__Exercise prompt__. Would you retype the records below exactly as they appear?

__Available data__.
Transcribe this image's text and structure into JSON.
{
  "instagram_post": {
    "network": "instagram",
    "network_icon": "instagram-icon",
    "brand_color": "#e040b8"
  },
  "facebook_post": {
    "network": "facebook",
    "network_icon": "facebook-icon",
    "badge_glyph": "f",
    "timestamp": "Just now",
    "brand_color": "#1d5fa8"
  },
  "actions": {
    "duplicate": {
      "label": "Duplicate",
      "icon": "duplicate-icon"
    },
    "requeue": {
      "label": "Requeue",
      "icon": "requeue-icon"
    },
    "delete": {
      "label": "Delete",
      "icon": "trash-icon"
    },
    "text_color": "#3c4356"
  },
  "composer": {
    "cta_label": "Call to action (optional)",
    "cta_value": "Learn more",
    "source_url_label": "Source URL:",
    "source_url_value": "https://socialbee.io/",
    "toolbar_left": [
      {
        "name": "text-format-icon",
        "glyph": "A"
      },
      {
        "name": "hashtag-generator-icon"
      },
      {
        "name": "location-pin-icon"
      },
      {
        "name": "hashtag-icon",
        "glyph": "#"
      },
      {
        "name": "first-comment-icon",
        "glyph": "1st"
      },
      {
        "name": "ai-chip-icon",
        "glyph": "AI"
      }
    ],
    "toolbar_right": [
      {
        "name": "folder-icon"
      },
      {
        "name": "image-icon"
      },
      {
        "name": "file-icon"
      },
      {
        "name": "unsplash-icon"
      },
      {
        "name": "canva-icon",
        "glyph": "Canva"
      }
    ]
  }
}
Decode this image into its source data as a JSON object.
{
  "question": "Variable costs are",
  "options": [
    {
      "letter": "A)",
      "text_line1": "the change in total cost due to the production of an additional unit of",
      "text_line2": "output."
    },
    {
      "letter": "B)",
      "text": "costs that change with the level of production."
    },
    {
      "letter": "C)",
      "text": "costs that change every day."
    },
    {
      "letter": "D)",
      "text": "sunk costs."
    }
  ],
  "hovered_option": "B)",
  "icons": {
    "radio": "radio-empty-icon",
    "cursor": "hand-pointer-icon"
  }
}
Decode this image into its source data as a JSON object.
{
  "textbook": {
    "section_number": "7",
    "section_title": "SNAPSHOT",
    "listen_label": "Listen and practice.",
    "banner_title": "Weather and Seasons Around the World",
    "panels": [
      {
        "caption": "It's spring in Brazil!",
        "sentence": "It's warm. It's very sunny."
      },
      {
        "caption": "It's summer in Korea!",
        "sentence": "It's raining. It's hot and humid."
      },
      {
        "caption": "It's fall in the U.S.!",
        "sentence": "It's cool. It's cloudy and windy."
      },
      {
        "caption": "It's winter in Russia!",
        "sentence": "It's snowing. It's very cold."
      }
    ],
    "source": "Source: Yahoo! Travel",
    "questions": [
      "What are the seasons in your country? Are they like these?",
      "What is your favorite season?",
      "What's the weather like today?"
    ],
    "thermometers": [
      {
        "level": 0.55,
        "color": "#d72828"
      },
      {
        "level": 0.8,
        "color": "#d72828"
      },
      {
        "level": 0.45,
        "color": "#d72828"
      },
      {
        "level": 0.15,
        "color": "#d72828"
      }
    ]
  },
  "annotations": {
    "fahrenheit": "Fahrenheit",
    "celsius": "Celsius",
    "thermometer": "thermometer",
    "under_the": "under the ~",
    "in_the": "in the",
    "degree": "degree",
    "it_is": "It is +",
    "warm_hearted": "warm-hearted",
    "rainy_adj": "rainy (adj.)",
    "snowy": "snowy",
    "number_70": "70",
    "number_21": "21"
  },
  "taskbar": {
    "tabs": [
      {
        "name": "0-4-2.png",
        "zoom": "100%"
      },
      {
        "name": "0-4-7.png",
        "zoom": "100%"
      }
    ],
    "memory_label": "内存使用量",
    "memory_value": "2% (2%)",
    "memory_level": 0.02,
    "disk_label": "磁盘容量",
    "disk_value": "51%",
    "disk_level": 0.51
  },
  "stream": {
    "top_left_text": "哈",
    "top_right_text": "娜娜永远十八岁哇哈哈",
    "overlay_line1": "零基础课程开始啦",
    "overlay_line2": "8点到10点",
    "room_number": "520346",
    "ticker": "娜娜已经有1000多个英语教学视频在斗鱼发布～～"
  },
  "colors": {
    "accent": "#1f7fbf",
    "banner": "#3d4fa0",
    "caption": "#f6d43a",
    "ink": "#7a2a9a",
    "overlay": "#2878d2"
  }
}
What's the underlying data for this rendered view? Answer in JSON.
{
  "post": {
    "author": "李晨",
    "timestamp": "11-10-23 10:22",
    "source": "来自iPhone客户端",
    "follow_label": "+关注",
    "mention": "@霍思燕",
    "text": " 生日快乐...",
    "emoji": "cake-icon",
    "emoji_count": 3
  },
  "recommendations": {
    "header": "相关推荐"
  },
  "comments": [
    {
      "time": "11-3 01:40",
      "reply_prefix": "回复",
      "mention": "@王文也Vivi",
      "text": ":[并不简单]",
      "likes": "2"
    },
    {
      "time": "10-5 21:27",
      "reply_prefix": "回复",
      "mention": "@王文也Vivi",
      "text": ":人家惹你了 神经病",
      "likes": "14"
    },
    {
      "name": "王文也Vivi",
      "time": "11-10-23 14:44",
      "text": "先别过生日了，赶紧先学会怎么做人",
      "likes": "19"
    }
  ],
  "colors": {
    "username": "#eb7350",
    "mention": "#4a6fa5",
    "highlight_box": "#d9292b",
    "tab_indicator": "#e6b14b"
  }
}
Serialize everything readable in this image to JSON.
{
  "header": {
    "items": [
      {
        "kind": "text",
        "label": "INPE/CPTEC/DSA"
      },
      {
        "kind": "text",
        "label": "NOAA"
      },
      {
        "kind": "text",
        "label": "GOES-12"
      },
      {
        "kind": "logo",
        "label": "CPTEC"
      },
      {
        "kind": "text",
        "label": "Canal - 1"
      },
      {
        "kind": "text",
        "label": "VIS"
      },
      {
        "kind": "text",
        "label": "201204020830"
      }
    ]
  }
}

__Response box__.
Transcribe this image's text and structure into JSON.
{
  "instagram_post": {
    "network": "instagram",
    "network_icon": "instagram-icon",
    "brand_color": "#e040b8"
  },
  "facebook_post": {
    "network": "facebook",
    "network_icon": "facebook-icon",
    "badge_glyph": "f",
    "timestamp": "Just now",
    "brand_color": "#1d5fa8"
  },
  "actions": {
    "duplicate": {
      "label": "Duplicate",
      "icon": "duplicate-icon"
    },
    "requeue": {
      "label": "Requeue",
      "icon": "requeue-icon"
    },
    "delete": {
      "label": "Delete",
      "icon": "trash-icon"
    },
    "text_color": "#3c4356"
  },
  "composer": {
    "cta_label": "Call to action (optional)",
    "cta_value": "Learn more",
    "source_url_label": "Source URL:",
    "source_url_value": "https://socialbee.io/",
    "toolbar_left": [
      {
        "name": "text-format-icon",
        "glyph": "A"
      },
      {
        "name": "hashtag-generator-icon"
      },
      {
        "name": "location-pin-icon"
      },
      {
        "name": "hashtag-icon",
        "glyph": "#"
      },
      {
        "name": "first-comment-icon",
        "glyph": "1st"
      },
      {
        "name": "ai-chip-icon",
        "glyph": "AI"
      }
    ],
    "toolbar_right": [
      {
        "name": "folder-icon"
      },
      {
        "name": "image-icon"
      },
      {
        "name": "file-icon"
      },
      {
        "name": "unsplash-icon"
      },
      {
        "name": "canva-icon",
        "glyph": "Canva"
      }
    ]
  }
}
Decode this image into its source data as a JSON object.
{
  "question": "Variable costs are",
  "options": [
    {
      "letter": "A)",
      "text_line1": "the change in total cost due to the production of an additional unit of",
      "text_line2": "output."
    },
    {
      "letter": "B)",
      "text": "costs that change with the level of production."
    },
    {
      "letter": "C)",
      "text": "costs that change every day."
    },
    {
      "letter": "D)",
      "text": "sunk costs."
    }
  ],
  "hovered_option": "B)",
  "icons": {
    "radio": "radio-empty-icon",
    "cursor": "hand-pointer-icon"
  }
}
Decode this image into its source data as a JSON object.
{
  "textbook": {
    "section_number": "7",
    "section_title": "SNAPSHOT",
    "listen_label": "Listen and practice.",
    "banner_title": "Weather and Seasons Around the World",
    "panels": [
      {
        "caption": "It's spring in Brazil!",
        "sentence": "It's warm. It's very sunny."
      },
      {
        "caption": "It's summer in Korea!",
        "sentence": "It's raining. It's hot and humid."
      },
      {
        "caption": "It's fall in the U.S.!",
        "sentence": "It's cool. It's cloudy and windy."
      },
      {
        "caption": "It's winter in Russia!",
        "sentence": "It's snowing. It's very cold."
      }
    ],
    "source": "Source: Yahoo! Travel",
    "questions": [
      "What are the seasons in your country? Are they like these?",
      "What is your favorite season?",
      "What's the weather like today?"
    ],
    "thermometers": [
      {
        "level": 0.55,
        "color": "#d72828"
      },
      {
        "level": 0.8,
        "color": "#d72828"
      },
      {
        "level": 0.45,
        "color": "#d72828"
      },
      {
        "level": 0.15,
        "color": "#d72828"
      }
    ]
  },
  "annotations": {
    "fahrenheit": "Fahrenheit",
    "celsius": "Celsius",
    "thermometer": "thermometer",
    "under_the": "under the ~",
    "in_the": "in the",
    "degree": "degree",
    "it_is": "It is +",
    "warm_hearted": "warm-hearted",
    "rainy_adj": "rainy (adj.)",
    "snowy": "snowy",
    "number_70": "70",
    "number_21": "21"
  },
  "taskbar": {
    "tabs": [
      {
        "name": "0-4-2.png",
        "zoom": "100%"
      },
      {
        "name": "0-4-7.png",
        "zoom": "100%"
      }
    ],
    "memory_label": "内存使用量",
    "memory_value": "2% (2%)",
    "memory_level": 0.02,
    "disk_label": "磁盘容量",
    "disk_value": "51%",
    "disk_level": 0.51
  },
  "stream": {
    "top_left_text": "哈",
    "top_right_text": "娜娜永远十八岁哇哈哈",
    "overlay_line1": "零基础课程开始啦",
    "overlay_line2": "8点到10点",
    "room_number": "520346",
    "ticker": "娜娜已经有1000多个英语教学视频在斗鱼发布～～"
  },
  "colors": {
    "accent": "#1f7fbf",
    "banner": "#3d4fa0",
    "caption": "#f6d43a",
    "ink": "#7a2a9a",
    "overlay": "#2878d2"
  }
}
What's the underlying data for this rendered view? Answer in JSON.
{
  "post": {
    "author": "李晨",
    "timestamp": "11-10-23 10:22",
    "source": "来自iPhone客户端",
    "follow_label": "+关注",
    "mention": "@霍思燕",
    "text": " 生日快乐...",
    "emoji": "cake-icon",
    "emoji_count": 3
  },
  "recommendations": {
    "header": "相关推荐"
  },
  "comments": [
    {
      "time": "11-3 01:40",
      "reply_prefix": "回复",
      "mention": "@王文也Vivi",
      "text": ":[并不简单]",
      "likes": "2"
    },
    {
      "time": "10-5 21:27",
      "reply_prefix": "回复",
      "mention": "@王文也Vivi",
      "text": ":人家惹你了 神经病",
      "likes": "14"
    },
    {
      "name": "王文也Vivi",
      "time": "11-10-23 14:44",
      "text": "先别过生日了，赶紧先学会怎么做人",
      "likes": "19"
    }
  ],
  "colors": {
    "username": "#eb7350",
    "mention": "#4a6fa5",
    "highlight_box": "#d9292b",
    "tab_indicator": "#e6b14b"
  }
}
Serialize everything readable in this image to JSON.
{
  "header": {
    "items": [
      {
        "kind": "text",
        "label": "INPE/CPTEC/DSA"
      },
      {
        "kind": "text",
        "label": "NOAA"
      },
      {
        "kind": "text",
        "label": "GOES-12"
      },
      {
        "kind": "logo",
        "label": "CPTEC"
      },
      {
        "kind": "text",
        "label": "Canal - 1"
      },
      {
        "kind": "text",
        "label": "VIS"
      },
      {
        "kind": "text",
        "label": "201204020830"
      }
    ]
  }
}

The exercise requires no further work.